December 26 is Boxing Day. I've put together a very long list of mysteries that take place at Christmas, and I'm sure there are several that continue through Boxing Day, but here's a mystery that focuses specifically on Boxing Day: Nicholas Blake's Thou Shell of Death (1936). Nicholas Blake is the pseudonym of Cecil Day Lewis, late British poet laureate.

Thou Shell of Death focuses on Fergus O'Brien, a WWI flying ace. Fergus receives four letters predicting that he will be murdered on Boxing Day. Despite this, or maybe because of this, he plans a party and invites all the suspects (there are several people who might want to do him in) plus private detective Nigel Strangeways. O'Brien does die, and it's up to Nigel Strangeways with the help of Inspector Blount of Scotland Yard to solve the crime. This is Blount's first appearance in the series. Thou Shell of Death is an oldie but goodie, especially if you like houseparty mysteries.

And, in case you're not familiar with Boxing Day, it's the day after Christmas, when "servants and tradesmen traditionally would receive gifts from their superiors." Today it's a national holiday in the U.K. and Ireland.

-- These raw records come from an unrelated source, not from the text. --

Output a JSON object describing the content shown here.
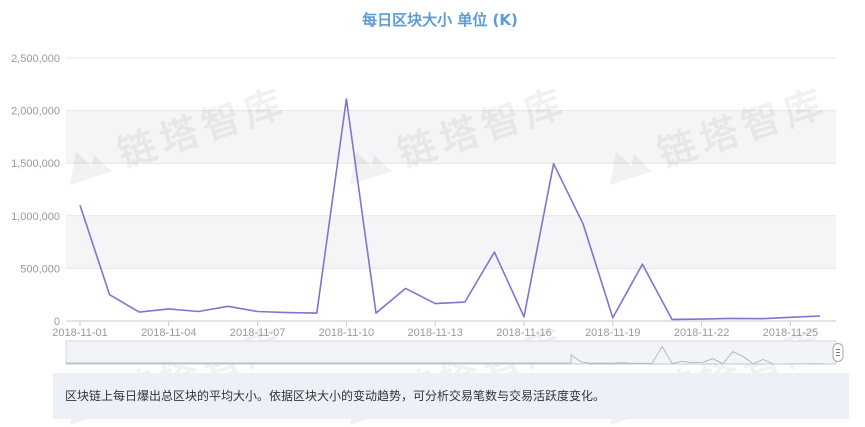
{
  "colors": {
    "title": "#5b9bd5",
    "line": "#8472d4",
    "grid": "#e6e6e6",
    "band": "#f5f5f7",
    "axis_text": "#9a9a9a",
    "navigator_line": "#aaaaaa",
    "desc_bg": "#eef0f7"
  },
  "watermark": {
    "text": "链塔智库",
    "icon": "triangle-logo-icon"
  },
  "navigator": {
    "handle_icon": "navigator-handle-icon"
  },
  "description": "区块链上每日爆出总区块的平均大小。依据区块大小的变动趋势，可分析交易笔数与交易活跃度变化。",
  "chart_data": {
    "type": "line",
    "title": "每日区块大小 单位 (K)",
    "xlabel": "",
    "ylabel": "",
    "ylim": [
      0,
      2500000
    ],
    "yticks": [
      0,
      500000,
      1000000,
      1500000,
      2000000,
      2500000
    ],
    "ytick_labels": [
      "0",
      "500,000",
      "1,000,000",
      "1,500,000",
      "2,000,000",
      "2,500,000"
    ],
    "xtick_labels": [
      "2018-11-01",
      "2018-11-04",
      "2018-11-07",
      "2018-11-10",
      "2018-11-13",
      "2018-11-16",
      "2018-11-19",
      "2018-11-22",
      "2018-11-25"
    ],
    "xtick_days": [
      1,
      4,
      7,
      10,
      13,
      16,
      19,
      22,
      25
    ],
    "grid": true,
    "legend": "none",
    "x": [
      "2018-11-01",
      "2018-11-02",
      "2018-11-03",
      "2018-11-04",
      "2018-11-05",
      "2018-11-06",
      "2018-11-07",
      "2018-11-08",
      "2018-11-09",
      "2018-11-10",
      "2018-11-11",
      "2018-11-12",
      "2018-11-13",
      "2018-11-14",
      "2018-11-15",
      "2018-11-16",
      "2018-11-17",
      "2018-11-18",
      "2018-11-19",
      "2018-11-20",
      "2018-11-21",
      "2018-11-22",
      "2018-11-23",
      "2018-11-24",
      "2018-11-25",
      "2018-11-26"
    ],
    "series": [
      {
        "values": [
          1100000,
          250000,
          85000,
          115000,
          90000,
          140000,
          90000,
          80000,
          75000,
          2110000,
          75000,
          310000,
          165000,
          180000,
          655000,
          40000,
          1495000,
          920000,
          30000,
          540000,
          15000,
          18000,
          25000,
          22000,
          35000,
          48000
        ]
      }
    ]
  }
}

As far as why it's called Boxing Day, there are several different theories:

A ‘Christmas Box’ in Britain is a name for a Christmas present.
Boxing Day was a day off for servants and when they received a ‘Christmas Box’ from the master.
The servants would also go home to give ‘Christmas Boxes’ to their families.
A box to collect money for the poor was placed in Churches on Christmas day then opened the next day.
Great sailing ships when setting sail would have a sealed box containing money on board for good luck. If the voyage were a success the box was given to a priest, opened at Christmas and the contents given to the poor.

Any Boxing Day Mysteries I've forgotten?

1 comment:

Kelly Robinson said...

I own this one, but haven't read it yet. Blake's The Beast Must Die is one my faves.